Under their second head coach, Sam Vincent, the Bobcats were expected to make their first playoff birth the following year, but they actually did worse, winning 32 games. Vincent didn't last after that year, and the great Larry Brown was hired. Brown worked his magic and in 2010, went to the playoffs with 44 wins. Gerald Wallace became the team's first-ever All-Star that year as well. But their season ended in the first round with a sweep at the hands of the Orlando Magic.
Larry Brown quit for some reason. He does that a lot, but after great hopes to start the following year, the Bobcats spiraled out of control. They won only 32 games. The following year, they set a franchise record for losses in a row with 16. To close out the season, they decided to celebrate the team loss in a row record by saying "We can do better than that!" And they DID do better! They lost all 23 of the last 23 games of the season, making the loss percentage record official on national TV against the New York Knicks. (http://www.lunch.com/reviews/sports_team/Use...he_New_York_Groove.html)
With that fiasco under their belt, you have to wonder if the basketball fans in Charlotte are wishing for their old team back. The Bobcats have one playoff appearance, one All-Star - and by that I mean a Bobcat made the All-Star roster ONE TIME - in Gerald Wallace, and in fact Wallace is the only remote thing the Bobcats have to a real face of their team. And he was traded to the Portland Trail Blazers a couple of years ago, before going to his current gig with the Brooklyn Nets! Really, what am I supposed to give this team any points for? A seven-win season? Jordan at the helm? A first-round playoff sweep? Maybe winning their first game last season?
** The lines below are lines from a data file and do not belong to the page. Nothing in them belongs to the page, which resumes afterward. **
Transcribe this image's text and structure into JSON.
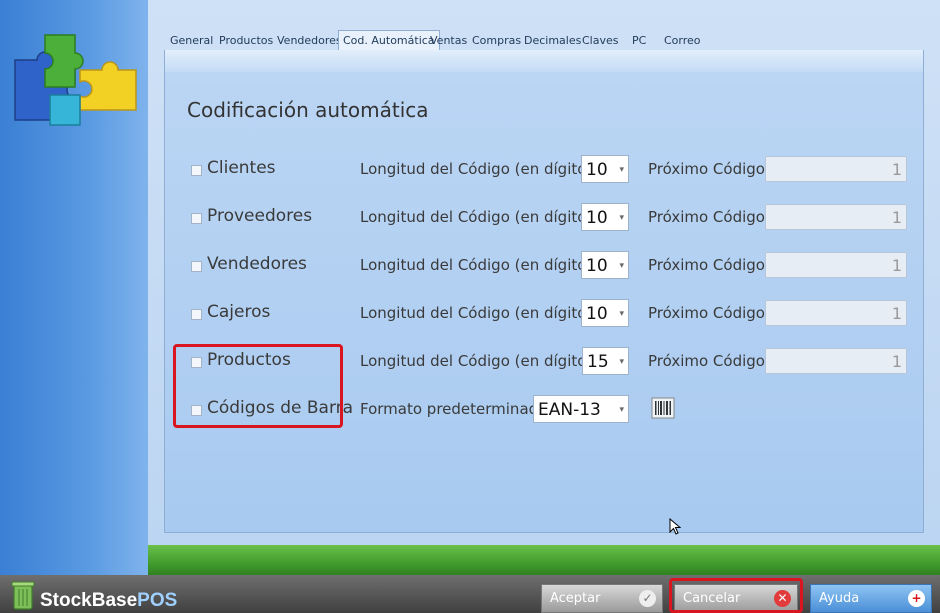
{
  "tabs": [
    {
      "label": "General"
    },
    {
      "label": "Productos"
    },
    {
      "label": "Vendedores"
    },
    {
      "label": "Cod. Automática",
      "active": true
    },
    {
      "label": "Ventas"
    },
    {
      "label": "Compras"
    },
    {
      "label": "Decimales"
    },
    {
      "label": "Claves"
    },
    {
      "label": "PC"
    },
    {
      "label": "Correo"
    }
  ],
  "section_title": "Codificación automática",
  "length_label": "Longitud del Código (en dígitos)",
  "next_label": "Próximo Código",
  "rows": [
    {
      "label": "Clientes",
      "length": "10",
      "next": "1"
    },
    {
      "label": "Proveedores",
      "length": "10",
      "next": "1"
    },
    {
      "label": "Vendedores",
      "length": "10",
      "next": "1"
    },
    {
      "label": "Cajeros",
      "length": "10",
      "next": "1"
    },
    {
      "label": "Productos",
      "length": "15",
      "next": "1"
    }
  ],
  "barcode_row": {
    "label": "Códigos de Barra",
    "format_label": "Formato predeterminado",
    "format_value": "EAN-13"
  },
  "brand": {
    "main": "StockBase",
    "suffix": "POS"
  },
  "buttons": {
    "accept": "Aceptar",
    "cancel": "Cancelar",
    "help": "Ayuda"
  },
  "colors": {
    "highlight": "#d9161f",
    "accent_blue": "#4b8fd8"
  }
}
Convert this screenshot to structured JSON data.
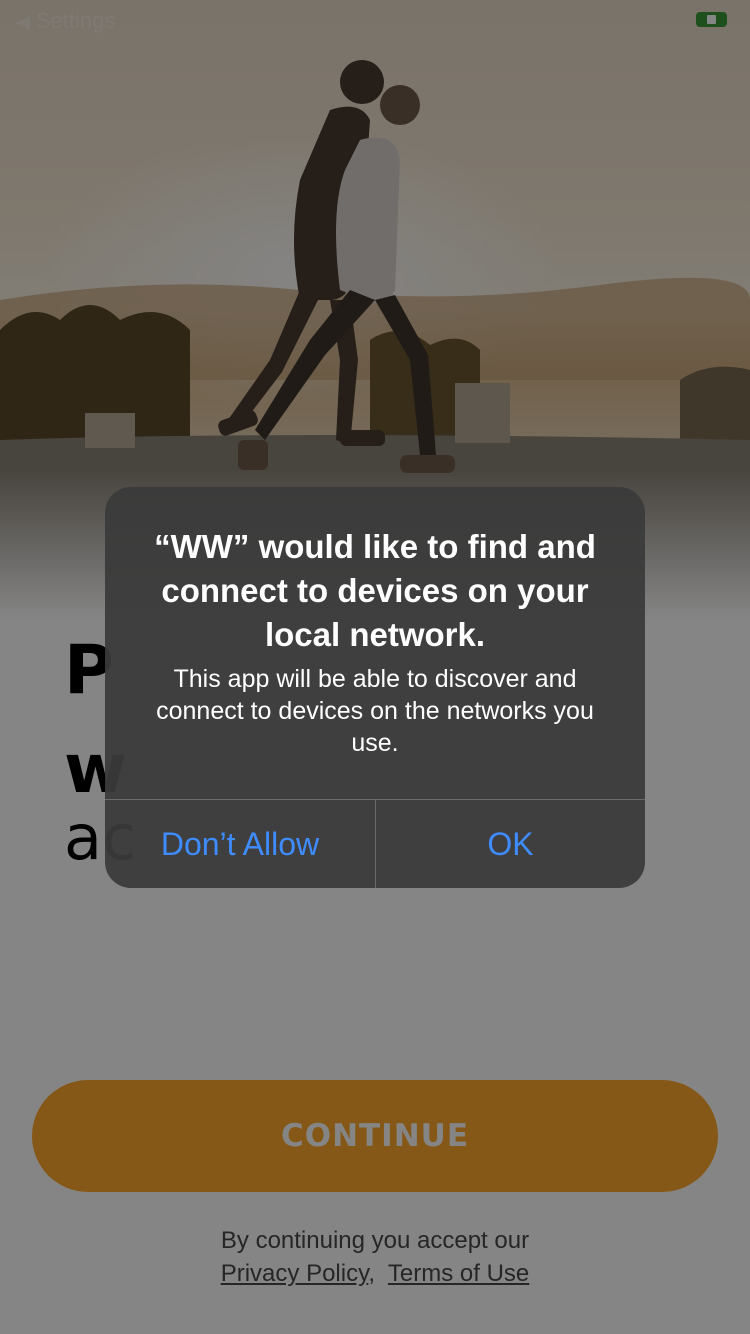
{
  "status_bar": {
    "back_label": "Settings",
    "back_icon": "chevron-left-icon",
    "battery_icon": "battery-charging-icon",
    "battery_color": "#3a9a38"
  },
  "onboarding": {
    "hero_image": "couple-walking-at-sunset",
    "headline_line1": "P",
    "headline_line2": "w",
    "headline_line3": "ac",
    "continue_label": "CONTINUE",
    "legal_text": "By continuing you accept our",
    "privacy_link": "Privacy Policy",
    "legal_separator": ",",
    "terms_link": "Terms of Use",
    "accent_color": "#ffa92e"
  },
  "alert": {
    "title": "“WW” would like to find and connect to devices on your local network.",
    "message": "This app will be able to discover and connect to devices on the networks you use.",
    "dont_allow_label": "Don’t Allow",
    "ok_label": "OK",
    "button_color": "#3f8cff"
  }
}
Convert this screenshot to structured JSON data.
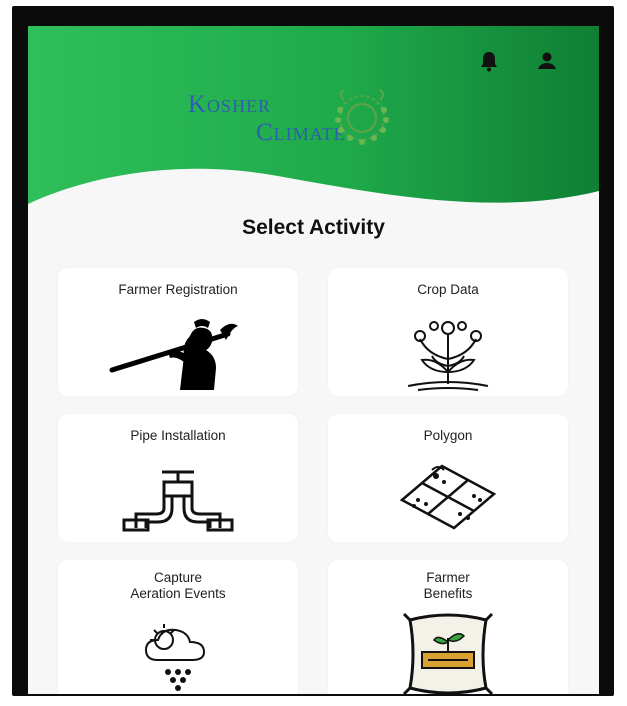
{
  "header": {
    "brand_line1": "Kosher",
    "brand_line2": "Climate",
    "bell_icon": "bell-icon",
    "profile_icon": "user-icon",
    "colors": {
      "green_dark": "#0f8a3a",
      "green_light": "#2fbf5a"
    }
  },
  "page": {
    "title": "Select Activity"
  },
  "activities": [
    {
      "label": "Farmer Registration",
      "icon": "farmer-with-hoe-icon"
    },
    {
      "label": "Crop Data",
      "icon": "plant-icon"
    },
    {
      "label": "Pipe Installation",
      "icon": "pipe-valve-icon"
    },
    {
      "label": "Polygon",
      "icon": "land-map-icon"
    },
    {
      "label_line1": "Capture",
      "label_line2": "Aeration Events",
      "icon": "weather-cloud-icon"
    },
    {
      "label_line1": "Farmer",
      "label_line2": "Benefits",
      "icon": "seed-bag-icon"
    }
  ]
}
The Bobcats have one of the best mascots in the NBA in Rufus D. Lynx, a name created by the scientific name for the bobcat, which is lynx rufus. But besides that, there's no reason for my proverbial fan without a team to take up arms with the Charlotte Bobcats unless he's a Carolina native or a masochist. The team is doing so bad that it already resorted to changing its logo, and less than ten years in, that already a very bad sign.